As he rolled past them at a leisurely pace, spectators in the student section saw Gravatt for the first time since his accident eight months before. They stood and cheered.
On Sept. 27, there was a celebration. For the first time during the 2015 season, Gravatt, who is still on scholarship, joined his teammates on the field as the lineup was announced.
His parents stood behind their son wearing white T-shirts with his old jersey number 16 in the middle of a blue and white soccer ball. Fans in the crowd and the rest of the Penn State team were wearing identical shirts.
The soccer team was celebrating Ability Athletes Day, and Gravatt was the star.
He was joined on the field by three of his track and field teammates and Jordan, their coach.
Gravatt said he appreciates the opportunity to promote what he and his new teammates do despite their physical limitations. But sometimes ceremony humbles him. “I just show up wherever they tell me to be,” he said.
Now, he said, he works to be an inspiration.
Having Gravatt back with the team was important to Warming. He talked to Gravatt about being an assistant coach, learning recruiting and making videos for the team.
Gravatt, a junior communications major, missed a semester because of the accident, but he is still on a soccer scholarship and is working to graduate in May 2017.
“Now his role on the bench was going to be even more important because he was going to help us lead the team,” Warming said. “I have valued his input as a player. I didn’t know all the talents Brett had. He is really, really talented.”
Finney said it never really made him or his teammates uncomfortable to see Gravatt in a wheelchair instead of running around on the field. But what astonished Finney was how quickly Gravatt moved back into being a student-athlete.
“I knew if I was in his position, I knew I would still be so depressed and distraught,” Finney said. “He just has a different outlook on life. And that just sets him apart from everybody else.”
Christian, his brother, said he wasn’t surprised.
“He’s always been very determined,” Christian said. “There’s a lot of things we can’t control, but almost always does he accomplish it one way or another.”
Most days, Gravatt wakes up early, practices on the track, goes to class, works on video for the soccer team, helps out at practice, and then does homework.
When he has down time, as rare as it is, he’s usually resting or catching up on homework.
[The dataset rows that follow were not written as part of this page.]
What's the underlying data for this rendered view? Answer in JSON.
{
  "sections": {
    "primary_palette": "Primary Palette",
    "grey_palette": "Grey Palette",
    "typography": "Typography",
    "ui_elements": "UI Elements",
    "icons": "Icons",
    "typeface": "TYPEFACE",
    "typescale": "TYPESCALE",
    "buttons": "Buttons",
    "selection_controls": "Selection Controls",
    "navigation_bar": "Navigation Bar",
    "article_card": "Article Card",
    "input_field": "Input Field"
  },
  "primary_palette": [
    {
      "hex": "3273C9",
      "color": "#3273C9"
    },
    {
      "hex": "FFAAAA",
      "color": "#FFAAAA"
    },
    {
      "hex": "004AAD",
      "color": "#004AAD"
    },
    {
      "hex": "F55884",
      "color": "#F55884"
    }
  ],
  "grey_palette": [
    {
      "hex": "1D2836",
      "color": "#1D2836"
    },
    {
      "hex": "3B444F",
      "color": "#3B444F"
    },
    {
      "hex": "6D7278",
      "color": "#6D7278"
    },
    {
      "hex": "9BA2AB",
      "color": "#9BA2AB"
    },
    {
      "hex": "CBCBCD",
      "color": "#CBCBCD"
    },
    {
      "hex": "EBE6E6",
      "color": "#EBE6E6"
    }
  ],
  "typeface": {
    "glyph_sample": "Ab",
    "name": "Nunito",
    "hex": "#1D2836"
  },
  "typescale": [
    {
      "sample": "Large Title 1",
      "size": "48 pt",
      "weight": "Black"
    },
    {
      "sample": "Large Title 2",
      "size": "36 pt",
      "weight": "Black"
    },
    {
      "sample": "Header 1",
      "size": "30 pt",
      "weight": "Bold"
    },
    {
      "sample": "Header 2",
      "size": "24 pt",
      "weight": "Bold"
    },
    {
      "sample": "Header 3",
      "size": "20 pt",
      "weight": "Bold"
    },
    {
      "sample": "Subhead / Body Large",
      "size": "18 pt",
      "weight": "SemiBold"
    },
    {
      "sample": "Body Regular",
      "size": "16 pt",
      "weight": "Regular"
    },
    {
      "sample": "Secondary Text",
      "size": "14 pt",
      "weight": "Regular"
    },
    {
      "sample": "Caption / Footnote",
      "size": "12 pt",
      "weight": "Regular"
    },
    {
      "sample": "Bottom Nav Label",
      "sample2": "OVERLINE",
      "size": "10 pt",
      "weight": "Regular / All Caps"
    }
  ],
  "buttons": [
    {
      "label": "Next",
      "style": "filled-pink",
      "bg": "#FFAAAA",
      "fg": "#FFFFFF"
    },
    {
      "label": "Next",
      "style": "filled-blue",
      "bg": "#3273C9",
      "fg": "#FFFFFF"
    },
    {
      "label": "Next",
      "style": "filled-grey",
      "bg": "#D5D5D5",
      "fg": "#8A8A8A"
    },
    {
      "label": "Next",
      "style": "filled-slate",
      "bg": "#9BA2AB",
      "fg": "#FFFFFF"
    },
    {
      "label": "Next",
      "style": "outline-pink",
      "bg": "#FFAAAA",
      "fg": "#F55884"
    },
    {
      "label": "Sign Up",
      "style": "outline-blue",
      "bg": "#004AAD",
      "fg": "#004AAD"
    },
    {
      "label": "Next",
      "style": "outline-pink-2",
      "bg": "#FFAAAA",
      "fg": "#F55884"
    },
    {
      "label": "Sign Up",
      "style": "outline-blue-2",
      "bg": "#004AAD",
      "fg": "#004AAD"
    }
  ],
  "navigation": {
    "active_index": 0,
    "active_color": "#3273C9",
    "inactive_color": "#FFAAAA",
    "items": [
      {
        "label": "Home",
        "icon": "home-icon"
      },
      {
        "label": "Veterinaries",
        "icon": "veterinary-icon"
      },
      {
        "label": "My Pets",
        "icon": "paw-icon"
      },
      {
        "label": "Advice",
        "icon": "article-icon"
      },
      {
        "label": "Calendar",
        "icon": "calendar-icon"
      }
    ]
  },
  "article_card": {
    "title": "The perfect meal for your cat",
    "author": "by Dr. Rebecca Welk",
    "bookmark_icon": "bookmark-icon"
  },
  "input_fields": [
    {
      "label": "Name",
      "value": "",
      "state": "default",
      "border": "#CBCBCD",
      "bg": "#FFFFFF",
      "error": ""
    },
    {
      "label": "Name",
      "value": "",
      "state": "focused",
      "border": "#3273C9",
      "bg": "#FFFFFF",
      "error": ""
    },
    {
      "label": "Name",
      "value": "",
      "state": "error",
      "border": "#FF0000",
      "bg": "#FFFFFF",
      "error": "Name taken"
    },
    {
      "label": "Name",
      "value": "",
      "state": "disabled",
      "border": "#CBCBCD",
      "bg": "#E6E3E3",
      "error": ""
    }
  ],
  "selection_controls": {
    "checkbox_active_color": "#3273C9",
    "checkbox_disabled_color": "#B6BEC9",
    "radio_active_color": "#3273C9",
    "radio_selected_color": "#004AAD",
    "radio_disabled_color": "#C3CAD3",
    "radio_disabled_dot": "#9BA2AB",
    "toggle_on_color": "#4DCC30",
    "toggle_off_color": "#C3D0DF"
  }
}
He said he lives in the moment.
Gravatt said he doesn’t know how far track and field or coaching will take him. But, he said, he does know he wants to do them as long as he can.
Competing in the 2016 Paralympic Games in Rio de Janeiro is unrealistic, Gravatt said, but the 2020 Games in Tokyo are certainly a goal. In the meantime, he is working toward racing in marathons and practicing with his teammates who will compete in Rio.
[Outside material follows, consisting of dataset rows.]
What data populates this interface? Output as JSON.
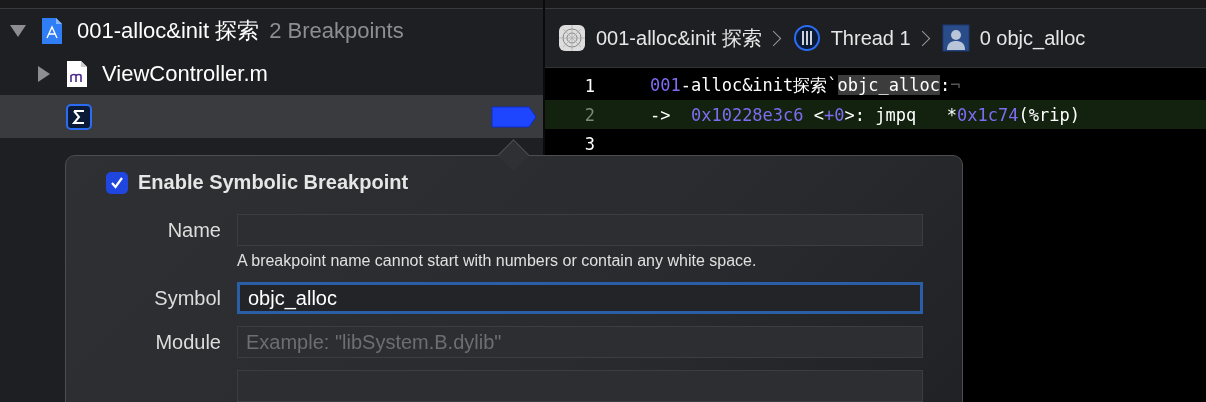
{
  "navigator": {
    "project": {
      "name": "001-alloc&init 探索",
      "count": "2 Breakpoints",
      "expanded": true
    },
    "file": {
      "name": "ViewController.m",
      "expanded": false
    },
    "breakpoint_row": {
      "selected": true,
      "enabled": true
    }
  },
  "breadcrumb": [
    {
      "kind": "app",
      "label": "001-alloc&init 探索"
    },
    {
      "kind": "thread",
      "label": "Thread 1"
    },
    {
      "kind": "frame",
      "label": "0 objc_alloc"
    }
  ],
  "code_lines": [
    {
      "number": "1",
      "current": false,
      "segments": [
        {
          "kind": "number",
          "text": "001"
        },
        {
          "kind": "plain",
          "text": "-alloc&init探索`"
        },
        {
          "kind": "selected",
          "text": "objc_alloc"
        },
        {
          "kind": "plain",
          "text": ":"
        },
        {
          "kind": "invisible",
          "text": "¬"
        }
      ]
    },
    {
      "number": "2",
      "current": true,
      "segments": [
        {
          "kind": "plain",
          "text": "->  "
        },
        {
          "kind": "number",
          "text": "0x10228e3c6"
        },
        {
          "kind": "plain",
          "text": " <"
        },
        {
          "kind": "number",
          "text": "+0"
        },
        {
          "kind": "plain",
          "text": ">: jmpq   *"
        },
        {
          "kind": "number",
          "text": "0x1c74"
        },
        {
          "kind": "plain",
          "text": "(%rip)"
        }
      ]
    },
    {
      "number": "3",
      "current": false
    }
  ],
  "popover": {
    "enable": {
      "label": "Enable Symbolic Breakpoint",
      "checked": true
    },
    "fields": [
      {
        "label": "Name",
        "focused": false,
        "hint": "A breakpoint name cannot start with numbers or contain any white space."
      },
      {
        "label": "Symbol",
        "value": "objc_alloc",
        "focused": true
      },
      {
        "label": "Module",
        "placeholder": "Example: \"libSystem.B.dylib\"",
        "focused": false
      }
    ]
  }
}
As for coaching, Gravatt has always been interested in teaching soccer. Working with the Penn State team has reassured him that coaching is a good fit.
“I can’t run or ... be out there to kick a ball,” he said. “That part I’ll never be able to do. But to be able to do something helps me out a lot. It is hard not to be on the field with them, but to work behind the scenes fills that niche of wanting to be in soccer.”
Gravatt said he is unsure of what life has in store for him, but he said he’s not worried. Whether it has been changing schools, changing sports, or even changing the way he moves around, Gravatt has always adjusted to change.